While the SCOTUS decision specifically involved the U.S. Major Crimes Act, the designation of the Creek Nation reservation as Indian Country under 18 U.S.C 1151A means a litany of issues in civil law — such as taxation, environmental regulation and other governance questions — could be challenged in court. Congress may also take action to address elements of criminal and civil law changed by the decision if an agreement among tribes and state leaders can be reached.
More than 2,300 Oklahomans died from COVID-19
While the COVID-19 pandemic defined and changed life for all Oklahomans in 2020, let’s be sure to remember those whose lives were lost owing to complications from the disease. As of Dec. 27, the Oklahoma State Department of Health reports that more than 2,300 Oklahomans have died as a result of contracting the novel coronavirus. More than 333,000 people have died across America.
To put that into perspective, tornadoes cause about 80 U.S. deaths per year. The COVID-related death total in Oklahoma is roughly the population of Newkirk. The U.S. death total is roughly equal to the populations of Norman, Broken Arrow and Lawton combined.
Medicaid expansion passed by voters
Despite its placement on a June primary ballot, State Question 802 received a slim majority of support from Oklahoma voters, resulting in the approval of Medicaid expansion, a portion of the Affordable Care Act that Republican leaders in Oklahoma had avoided pursuing for a decade.

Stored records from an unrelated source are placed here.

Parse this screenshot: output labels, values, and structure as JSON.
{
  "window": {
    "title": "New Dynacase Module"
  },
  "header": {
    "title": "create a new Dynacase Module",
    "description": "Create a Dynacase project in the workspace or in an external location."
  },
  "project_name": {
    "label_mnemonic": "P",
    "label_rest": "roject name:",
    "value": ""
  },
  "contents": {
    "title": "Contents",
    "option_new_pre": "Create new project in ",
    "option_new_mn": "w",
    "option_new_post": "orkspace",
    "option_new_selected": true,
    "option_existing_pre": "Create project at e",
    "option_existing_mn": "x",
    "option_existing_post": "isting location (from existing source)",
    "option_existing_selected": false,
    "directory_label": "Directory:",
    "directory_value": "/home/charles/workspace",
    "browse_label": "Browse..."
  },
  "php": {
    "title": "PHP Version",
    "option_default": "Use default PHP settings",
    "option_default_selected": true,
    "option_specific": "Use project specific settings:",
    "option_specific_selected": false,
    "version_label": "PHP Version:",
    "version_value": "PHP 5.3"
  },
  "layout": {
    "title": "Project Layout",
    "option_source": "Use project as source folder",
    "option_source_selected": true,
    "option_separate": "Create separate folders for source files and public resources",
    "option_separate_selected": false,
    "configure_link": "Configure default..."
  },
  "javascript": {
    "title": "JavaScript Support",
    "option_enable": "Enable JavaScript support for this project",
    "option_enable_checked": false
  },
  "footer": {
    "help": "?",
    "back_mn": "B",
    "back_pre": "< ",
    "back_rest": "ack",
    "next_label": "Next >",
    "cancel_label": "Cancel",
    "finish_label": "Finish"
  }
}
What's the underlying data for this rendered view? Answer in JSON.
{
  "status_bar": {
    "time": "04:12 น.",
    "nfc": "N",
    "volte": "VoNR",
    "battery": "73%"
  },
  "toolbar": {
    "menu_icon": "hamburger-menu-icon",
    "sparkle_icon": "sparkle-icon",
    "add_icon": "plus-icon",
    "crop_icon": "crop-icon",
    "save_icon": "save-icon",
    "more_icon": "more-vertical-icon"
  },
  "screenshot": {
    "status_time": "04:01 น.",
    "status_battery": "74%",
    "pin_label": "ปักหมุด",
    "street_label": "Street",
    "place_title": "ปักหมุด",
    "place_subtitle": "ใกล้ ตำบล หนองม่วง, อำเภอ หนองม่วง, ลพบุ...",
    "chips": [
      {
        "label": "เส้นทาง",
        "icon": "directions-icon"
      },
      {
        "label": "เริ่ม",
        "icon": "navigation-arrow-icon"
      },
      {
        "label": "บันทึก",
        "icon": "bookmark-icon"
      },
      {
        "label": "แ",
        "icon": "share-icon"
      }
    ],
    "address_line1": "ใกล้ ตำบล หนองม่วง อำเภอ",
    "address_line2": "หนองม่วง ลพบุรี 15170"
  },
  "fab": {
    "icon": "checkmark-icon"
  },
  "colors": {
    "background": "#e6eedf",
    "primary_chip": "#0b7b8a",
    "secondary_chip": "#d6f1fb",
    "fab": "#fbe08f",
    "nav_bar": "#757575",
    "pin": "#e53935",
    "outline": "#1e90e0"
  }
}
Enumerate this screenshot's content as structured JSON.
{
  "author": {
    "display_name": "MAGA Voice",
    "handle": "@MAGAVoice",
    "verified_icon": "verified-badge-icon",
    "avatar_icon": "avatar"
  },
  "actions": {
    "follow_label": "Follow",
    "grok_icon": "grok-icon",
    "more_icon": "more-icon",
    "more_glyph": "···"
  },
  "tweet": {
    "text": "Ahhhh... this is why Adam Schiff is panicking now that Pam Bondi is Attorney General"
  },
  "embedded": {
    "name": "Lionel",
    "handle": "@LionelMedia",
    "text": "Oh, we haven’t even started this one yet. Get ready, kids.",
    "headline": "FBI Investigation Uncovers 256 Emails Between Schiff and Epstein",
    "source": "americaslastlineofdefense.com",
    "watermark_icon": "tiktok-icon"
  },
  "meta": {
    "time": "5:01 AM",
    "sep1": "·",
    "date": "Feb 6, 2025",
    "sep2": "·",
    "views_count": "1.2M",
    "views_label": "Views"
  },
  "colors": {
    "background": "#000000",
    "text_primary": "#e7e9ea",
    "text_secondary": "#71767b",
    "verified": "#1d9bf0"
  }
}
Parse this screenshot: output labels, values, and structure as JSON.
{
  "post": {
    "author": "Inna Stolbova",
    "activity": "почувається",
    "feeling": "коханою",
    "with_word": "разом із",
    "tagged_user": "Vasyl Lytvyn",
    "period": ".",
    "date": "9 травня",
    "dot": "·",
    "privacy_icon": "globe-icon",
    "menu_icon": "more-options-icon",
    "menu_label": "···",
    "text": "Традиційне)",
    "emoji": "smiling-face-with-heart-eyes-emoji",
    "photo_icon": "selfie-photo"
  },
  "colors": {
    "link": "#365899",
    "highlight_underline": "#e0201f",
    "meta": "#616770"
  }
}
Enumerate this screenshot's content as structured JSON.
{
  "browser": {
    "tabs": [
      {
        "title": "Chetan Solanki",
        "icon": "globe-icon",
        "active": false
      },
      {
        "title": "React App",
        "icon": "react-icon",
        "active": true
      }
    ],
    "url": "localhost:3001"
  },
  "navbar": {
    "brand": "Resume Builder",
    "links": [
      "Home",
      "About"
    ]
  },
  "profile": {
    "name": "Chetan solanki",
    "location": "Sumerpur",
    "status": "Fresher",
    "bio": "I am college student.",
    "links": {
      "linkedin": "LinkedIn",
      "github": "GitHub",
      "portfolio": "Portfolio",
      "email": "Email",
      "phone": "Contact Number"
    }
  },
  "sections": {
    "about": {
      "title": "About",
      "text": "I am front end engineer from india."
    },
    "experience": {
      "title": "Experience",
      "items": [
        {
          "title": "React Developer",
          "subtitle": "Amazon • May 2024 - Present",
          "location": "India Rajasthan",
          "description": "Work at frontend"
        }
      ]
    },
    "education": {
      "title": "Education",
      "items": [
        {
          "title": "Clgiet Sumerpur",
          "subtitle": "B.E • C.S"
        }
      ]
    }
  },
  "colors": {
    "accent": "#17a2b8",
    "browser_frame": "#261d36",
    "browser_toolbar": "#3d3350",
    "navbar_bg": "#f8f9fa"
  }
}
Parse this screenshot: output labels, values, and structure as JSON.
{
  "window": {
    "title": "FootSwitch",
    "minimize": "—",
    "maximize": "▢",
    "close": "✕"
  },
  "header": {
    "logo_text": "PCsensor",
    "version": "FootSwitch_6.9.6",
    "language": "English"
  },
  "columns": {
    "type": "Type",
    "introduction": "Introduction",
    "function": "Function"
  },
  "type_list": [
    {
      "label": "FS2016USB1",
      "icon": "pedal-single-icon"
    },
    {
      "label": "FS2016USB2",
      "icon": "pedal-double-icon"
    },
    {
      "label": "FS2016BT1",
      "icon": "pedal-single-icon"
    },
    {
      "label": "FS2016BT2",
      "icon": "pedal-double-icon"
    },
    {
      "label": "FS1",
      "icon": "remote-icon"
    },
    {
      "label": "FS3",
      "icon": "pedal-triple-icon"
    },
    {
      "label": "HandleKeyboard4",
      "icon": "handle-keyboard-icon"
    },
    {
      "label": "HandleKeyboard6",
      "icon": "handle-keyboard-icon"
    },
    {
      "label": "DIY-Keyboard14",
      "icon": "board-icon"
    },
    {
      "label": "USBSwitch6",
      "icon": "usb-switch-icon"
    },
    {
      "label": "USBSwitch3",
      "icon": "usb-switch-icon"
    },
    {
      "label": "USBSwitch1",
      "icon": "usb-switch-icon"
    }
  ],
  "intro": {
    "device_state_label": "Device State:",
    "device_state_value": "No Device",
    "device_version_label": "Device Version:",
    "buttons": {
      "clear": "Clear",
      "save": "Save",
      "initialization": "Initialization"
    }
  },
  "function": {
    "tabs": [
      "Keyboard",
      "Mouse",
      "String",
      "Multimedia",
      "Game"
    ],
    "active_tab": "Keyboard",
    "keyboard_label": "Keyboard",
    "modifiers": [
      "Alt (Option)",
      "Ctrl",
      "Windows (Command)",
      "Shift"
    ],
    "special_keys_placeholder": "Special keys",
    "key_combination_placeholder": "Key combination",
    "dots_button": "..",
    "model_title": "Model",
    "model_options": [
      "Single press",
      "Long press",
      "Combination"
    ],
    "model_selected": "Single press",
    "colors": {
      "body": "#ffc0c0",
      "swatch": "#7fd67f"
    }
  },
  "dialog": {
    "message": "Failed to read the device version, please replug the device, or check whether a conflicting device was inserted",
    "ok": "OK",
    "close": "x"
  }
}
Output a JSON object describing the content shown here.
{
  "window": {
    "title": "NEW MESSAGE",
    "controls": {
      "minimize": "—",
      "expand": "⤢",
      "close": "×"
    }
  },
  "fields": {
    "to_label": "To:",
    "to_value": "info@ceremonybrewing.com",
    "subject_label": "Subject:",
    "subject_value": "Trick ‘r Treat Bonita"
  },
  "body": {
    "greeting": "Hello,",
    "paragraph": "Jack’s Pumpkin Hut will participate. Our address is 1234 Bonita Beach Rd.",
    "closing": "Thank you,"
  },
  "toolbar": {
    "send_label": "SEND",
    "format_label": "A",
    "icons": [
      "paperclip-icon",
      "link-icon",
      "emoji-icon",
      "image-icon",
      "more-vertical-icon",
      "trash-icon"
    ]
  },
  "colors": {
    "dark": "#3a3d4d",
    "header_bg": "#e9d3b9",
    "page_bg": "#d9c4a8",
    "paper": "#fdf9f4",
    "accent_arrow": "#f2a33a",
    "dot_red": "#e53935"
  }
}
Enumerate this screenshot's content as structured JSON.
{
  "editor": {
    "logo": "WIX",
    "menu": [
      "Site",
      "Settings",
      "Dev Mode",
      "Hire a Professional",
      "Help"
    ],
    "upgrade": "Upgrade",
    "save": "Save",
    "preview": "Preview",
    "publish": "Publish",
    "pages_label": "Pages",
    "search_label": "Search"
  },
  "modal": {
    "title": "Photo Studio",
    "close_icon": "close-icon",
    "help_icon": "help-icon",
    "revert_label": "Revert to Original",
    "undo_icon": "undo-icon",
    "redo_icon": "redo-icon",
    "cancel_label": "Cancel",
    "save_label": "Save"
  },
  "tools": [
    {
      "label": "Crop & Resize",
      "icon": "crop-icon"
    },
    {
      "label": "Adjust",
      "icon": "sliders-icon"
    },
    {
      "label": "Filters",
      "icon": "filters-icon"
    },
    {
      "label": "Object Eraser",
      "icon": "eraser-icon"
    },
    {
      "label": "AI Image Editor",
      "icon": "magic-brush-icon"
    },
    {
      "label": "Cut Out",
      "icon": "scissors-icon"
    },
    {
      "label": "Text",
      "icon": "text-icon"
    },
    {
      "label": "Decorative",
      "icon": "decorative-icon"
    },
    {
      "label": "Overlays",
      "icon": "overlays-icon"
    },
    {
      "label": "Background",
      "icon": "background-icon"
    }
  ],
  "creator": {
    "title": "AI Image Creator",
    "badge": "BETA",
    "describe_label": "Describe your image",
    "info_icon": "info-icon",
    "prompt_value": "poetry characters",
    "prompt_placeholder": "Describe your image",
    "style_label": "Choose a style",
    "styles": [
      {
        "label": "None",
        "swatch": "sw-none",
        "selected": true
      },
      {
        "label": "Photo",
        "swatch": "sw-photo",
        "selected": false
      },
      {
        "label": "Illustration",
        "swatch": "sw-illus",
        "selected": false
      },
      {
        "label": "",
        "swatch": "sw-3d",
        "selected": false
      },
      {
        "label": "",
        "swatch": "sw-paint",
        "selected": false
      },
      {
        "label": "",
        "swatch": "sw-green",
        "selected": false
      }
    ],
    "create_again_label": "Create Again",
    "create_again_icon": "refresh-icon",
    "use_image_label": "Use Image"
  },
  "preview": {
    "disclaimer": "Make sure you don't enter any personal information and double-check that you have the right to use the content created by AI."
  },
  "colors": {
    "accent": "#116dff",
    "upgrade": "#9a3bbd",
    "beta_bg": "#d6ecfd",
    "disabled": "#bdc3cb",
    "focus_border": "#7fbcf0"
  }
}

That means as many as 200,000 adult Oklahomans could qualify for SoonerCare, the state’s version of the low-income public health insurance program. The federal-state partnership program requires Oklahoma to cover 10 percent of the costs for the expansion population, which is estimated to be about $164 million in Fiscal Year 2022.
Tech issues in the background no longer
For many politicians, lobbyists and media at the Oklahoma State Capitol, the superannuated nature of many state agencies’ technological capabilities was old news. Everyone knew about it, but what was to be done?
The pandemic pushed that reality into the forefront of public consciousness. Suddenly, antiquated systems at the Oklahoma State Department of Health and the Oklahoma Employment Security Commission were causing tangible, visible problems. Plus, the federal government was sending states a mess of money to address issues.
As a result, the OESC’s computer systems have received upgrades. The OSDH has switched away from its old PHIDDO system for tracking coronavirus data, although the agency is still using FIDDO for other infectious diseases.
Beyond those two agencies, other state and local departments have found efficiencies by authorizing remote work. Some agencies may reduce their office space as a result. Lastly, temporary changes to the Open Meeting Act are expected to be adopted permanently in some form, authorizing greater ability for public bodies to meet digitally.
Lone Democrat in Oklahoma delegation loses
The Nov. 3 general election went poorly at the local level for Oklahoma Democrats. The party fell short of flipping several Oklahoma County positions, lost ground in the Oklahoma Legislature and saw its most prominent politician fail to be re-elected when incumbent Kendra Horn was topped in a close contest by Republican Stephanie Bice.
As stark a shift as Horn’s upset victory was for Oklahoma in 2018, her defeat in 2020 also changes the state’s national influence. Without Horn, the state now has no representative in the majority party of the U.S. House. So while Bice could ultimately have a long and influential tenure in Congress, Oklahoma interests suddenly have less sway with Democratic Speaker Nancy Pelosi — one third of Washington’s three-legged political stool.